Denial-of-Service attacks seek to disrupt the availability of a system, preventing authorized individuals from gaining legitimate access to the system or information that it contains. Learn about the ways that attackers engage in denial of service attacks.
- [Instructor] Denial of Service Attacks are a category of attack that disrupts the normal use of computing resources. The CIA triad describes the three goals of information security professionals: confidentiality, integrity, and availability. Most of the attack techniques used by hackers focus on undermining the confidentiality or integrity of data. By far, the most common motivation of an attacker is to steal sensitive information such as credit card numbers or social security numbers.
Attackers might also wish to alter information in an unauthorized fashion, such as increasing bank account balances, or defacing a website. Some attacks however focus on disrupting the legitimate use of a system. Unlike other attacks, these target the availability leg of the CIA triad. We call these attacks Denial of Service, or DoS, attacks. A Denial of Service attack is an attack that makes a system or resource unavailable to legitimate users.
It sends thousands or even millions of requests to a server, overwhelming it and making it unable to answer any legitimate requests. Done well, Denial of Service attacks are very difficult to distinguish from legitimate requests made to a server. There are two huge issues with the basic Denial of Service attack from the hacker's perspective. First, they require large amounts of bandwidth. Sending lots of requests that tie up the server requires a large network connection.

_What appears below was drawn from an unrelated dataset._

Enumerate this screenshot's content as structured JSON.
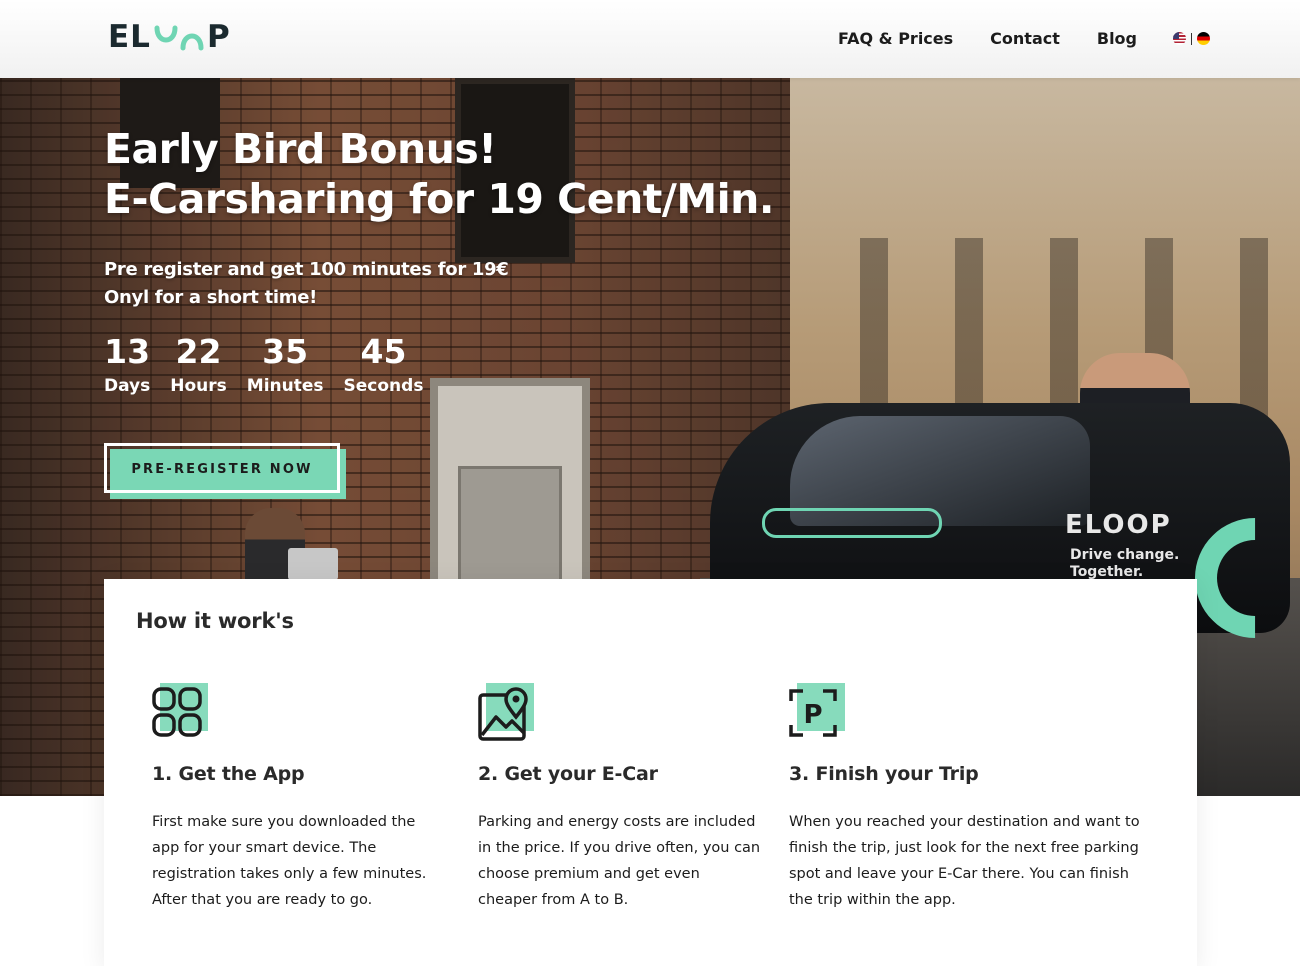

It becomes a case of who has a bigger network connection, the attacker or the victim? Second, they are easy to block. Once the victim recognizes they are under attack, they can simply block the IP addresses of the attackers. That's where Distributed Denial of Service, or DDoS attacks, come into play. DDoS attacks use botnets to overwhelm the target. The attack requests come from all over the place, so it's difficult to distinguish them from legitimate requests.
Let's take a look at an example. You may already be familiar with the ping command. This is a very simple network request that sends a packet, known as an echo request, to a system. It's akin to asking, are you there? The system receiving the echo request then sends an echo reply, essentially saying, yes I am. In an attack known as the Smurf Attack, the attacker sends echo requests to the broadcast addresses of third-party servers using a forged source address.
That forged source address is actually the real IP address of the victim. When the third-party servers receive the request, they believe they came from the victim and send the victim an echo reply. The victim's network connection then becomes overwhelmed with replies received from all over the place. The Smurf Attack is also an example of a special type of DDoS attack known as an amplified attack. In a basic DDoS attack, bandwidth is a limiting factor. In an amplification attack, the attacker carefully chooses requests that have very large responses.
The attacker can then send very small requests over his or her network connection that generate very large replies over the third-party's network connection. Variations on the Smurf Attack send carefully crafted requests that have very large responses. The amplification factor is the degree of amplification that takes place in an attack. If a response is twice the size of a request, the amplification factor is two. If an attacker designs an amplification attack that uses 64 byte queries to generate 512 byte responses, the amplification factor is eight.
The attack sends eight times as much traffic to the victim as the attacker sent to the intermediaries. Denial of Service attacks are a serious threat to system administrators as they can quickly overwhelm a network with illegitimate traffic. Defending against them requires that security professionals understand them well, and implement blocking technology on the network that identifies and weeds out suspected attack traffic before it reaches servers. This is often done with the cooperation of internet service providers and third-party DDoS protection services.
Learn about communication and networking best practices, including TCP/IP networking, network security devices, and secure network design and management. Instructor and cybersecurity expert Mike Chapple also includes coverage of converged protocols, network encryption, and wireless networking. You can find Mike's companion study books for this series at the Sybex test prep site and review the complete CISSP Body of Knowledge at https://www.isc2.org/cissp-domains/default.aspx.
- IP addressing
- Switches and routers
- Content distribution networks
- Designing secure networks
- Specialized networking
- Managing secure networks
- Working with virtualized networks like SDNs
- Detecting and preventing network attaches
- Transport encryption
- Wireless networking
- Host security